Liberalism might yet be recovered as the basis for global order. But it is unlikely that liberal institutions undermined in recent years can recover their legitimacy; and it is unclear what will emerge in their stead. ‘The crisis’, Gramsci noted, referring to the detachment of the masses from traditional ideologies and authority, ‘consists precisely in the fact that the old is dying out and the new cannot be born’ (Gramsci, 1971: 276). The same is true of the current ‘interregnum’, during which a struggle for meaning, narrative and reason is constitutive of the struggle for power that will eventually give birth to ‘the new’.
Humanitarianism has been a defining feature of liberal order. But it is not simply a pillar of liberal ideology. Indeed, essential to any universalist politics of the human, its liberal character is contingent. Amid the crisis of liberal order, humanitarian norms and practices are increasingly contested, and the concept of humanitarianism itself is being redefined.
This first issue of the Journal of Humanitarian Affairs looks at what the possible end of liberal order means for humanitarianism. How are changes in the international system affecting humanitarian institutions and cooperation? How is humanitarianism changing? How relevant are humanitarian ideas and practices today? The issue includes contributions from:
- Stephen Hopgood, on the closure of ‘liberal space’ and its likely consequences for humanitarian action;
- Mark Duffield, on ‘post-humanitarianism’ and the government of precarity;
- Elena Fiddian-Qasmiyeh, on the impact on Palestinian refugees of US budget cuts under Donald Trump;

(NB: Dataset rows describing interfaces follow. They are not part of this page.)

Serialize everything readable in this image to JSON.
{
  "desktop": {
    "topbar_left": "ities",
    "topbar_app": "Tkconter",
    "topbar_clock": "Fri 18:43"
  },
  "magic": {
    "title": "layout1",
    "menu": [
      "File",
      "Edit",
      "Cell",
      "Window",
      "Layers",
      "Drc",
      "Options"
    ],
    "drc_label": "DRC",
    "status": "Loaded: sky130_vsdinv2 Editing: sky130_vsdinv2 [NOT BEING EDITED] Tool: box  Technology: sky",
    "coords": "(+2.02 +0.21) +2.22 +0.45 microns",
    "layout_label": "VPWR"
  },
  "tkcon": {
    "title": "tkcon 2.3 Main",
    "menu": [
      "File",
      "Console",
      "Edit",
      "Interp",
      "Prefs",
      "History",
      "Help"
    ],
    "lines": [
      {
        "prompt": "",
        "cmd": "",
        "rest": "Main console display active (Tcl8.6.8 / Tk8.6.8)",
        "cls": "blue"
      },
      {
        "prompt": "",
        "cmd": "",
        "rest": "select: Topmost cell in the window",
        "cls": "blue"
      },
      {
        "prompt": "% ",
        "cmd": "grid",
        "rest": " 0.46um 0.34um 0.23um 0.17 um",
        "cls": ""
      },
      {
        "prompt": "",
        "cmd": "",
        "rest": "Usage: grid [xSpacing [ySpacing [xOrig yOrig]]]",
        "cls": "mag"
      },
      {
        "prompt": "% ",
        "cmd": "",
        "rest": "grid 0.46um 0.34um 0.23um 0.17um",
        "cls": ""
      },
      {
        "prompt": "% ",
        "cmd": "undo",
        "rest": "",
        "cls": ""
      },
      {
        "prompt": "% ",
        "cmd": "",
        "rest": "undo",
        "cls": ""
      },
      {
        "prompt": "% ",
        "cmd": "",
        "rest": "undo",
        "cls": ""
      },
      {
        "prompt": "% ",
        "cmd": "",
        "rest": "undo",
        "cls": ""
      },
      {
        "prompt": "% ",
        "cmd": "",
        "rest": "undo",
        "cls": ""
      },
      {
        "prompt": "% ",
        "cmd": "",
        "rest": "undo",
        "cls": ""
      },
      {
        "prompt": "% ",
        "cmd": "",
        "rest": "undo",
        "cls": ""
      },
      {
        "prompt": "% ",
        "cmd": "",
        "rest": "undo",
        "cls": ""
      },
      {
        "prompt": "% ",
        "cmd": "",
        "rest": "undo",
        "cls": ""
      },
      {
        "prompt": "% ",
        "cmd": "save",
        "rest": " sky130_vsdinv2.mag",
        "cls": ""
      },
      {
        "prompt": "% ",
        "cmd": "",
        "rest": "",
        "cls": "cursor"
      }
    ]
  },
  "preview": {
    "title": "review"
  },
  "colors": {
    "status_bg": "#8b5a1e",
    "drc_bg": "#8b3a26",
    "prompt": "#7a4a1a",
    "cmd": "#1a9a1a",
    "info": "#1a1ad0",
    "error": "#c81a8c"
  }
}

- José Luis Fiori, on the new security strategy of the US and the disavowal of liberal internationalism;
- David Rieff, on the legitimacy of humanitarian agencies in a changing political landscape;
- Mel Bunce, on humanitarian communications and ‘fake news’;
- Celso Amorim, on transformations in global governance and the influence of Southern states;
- Caroline Abu Sa’Da, on search and rescue operations in the Mediterranean; and
- Olivia Umurerwa Rutazibwa, on coloniality and liberal humanitarianism.
In his State of the Union address of 1941, Roosevelt suggested that all the people of the world should enjoy four fundamental freedoms: freedom of speech, freedom of worship, freedom from want and freedom from fear.
The Dumbarton Oaks Conference took place in Washington, D.C., from August to October 1944. Delegations from the US, the UK, the Soviet Union and China gathered to discuss plans for a post-war international organisation. The United Nations then came into existence in October 1945, when 51 countries ratified its charter in San Francisco.
In The Great Transformation, Karl Polanyi refers to a double movement that occurs in the development of the ‘Market Society’: marketisation is followed by popular attempts to secure greater social protection (Polanyi, 1957).
Anand, S. and Segal, P. (2014), ‘The Global Distribution of Income’, in Atkinson, A. and Bourguignon, F. (eds), Handbook of Income Distribution, Volume 2A (Amsterdam: North-Holland), pp. 937–79.
Fiori, J. (2018), ‘Humanitarian Wars and the Struggle for Ethical Order’, Medium, https://medium.com/@julianofiori/humanitarian-wars-and-the-struggle-for-ethical-order-bafd382bf48f, first published online 31 July 2018.
Fiori, J., Espada, F., Field, J. and Dicker, S. (2016), The Echo Chamber: Results, Management and the Humanitarian Affairs Agenda (London: Humanitarian Affairs Team & Humanitarian and Conflict Response Institute).
White House (2017), National Security Strategy of the United States of America, https://www.whitehouse.gov/wp-content/uploads/2017/12/NSS-Final-12-18-2017-0905.pdf, first published online 18 December 2017.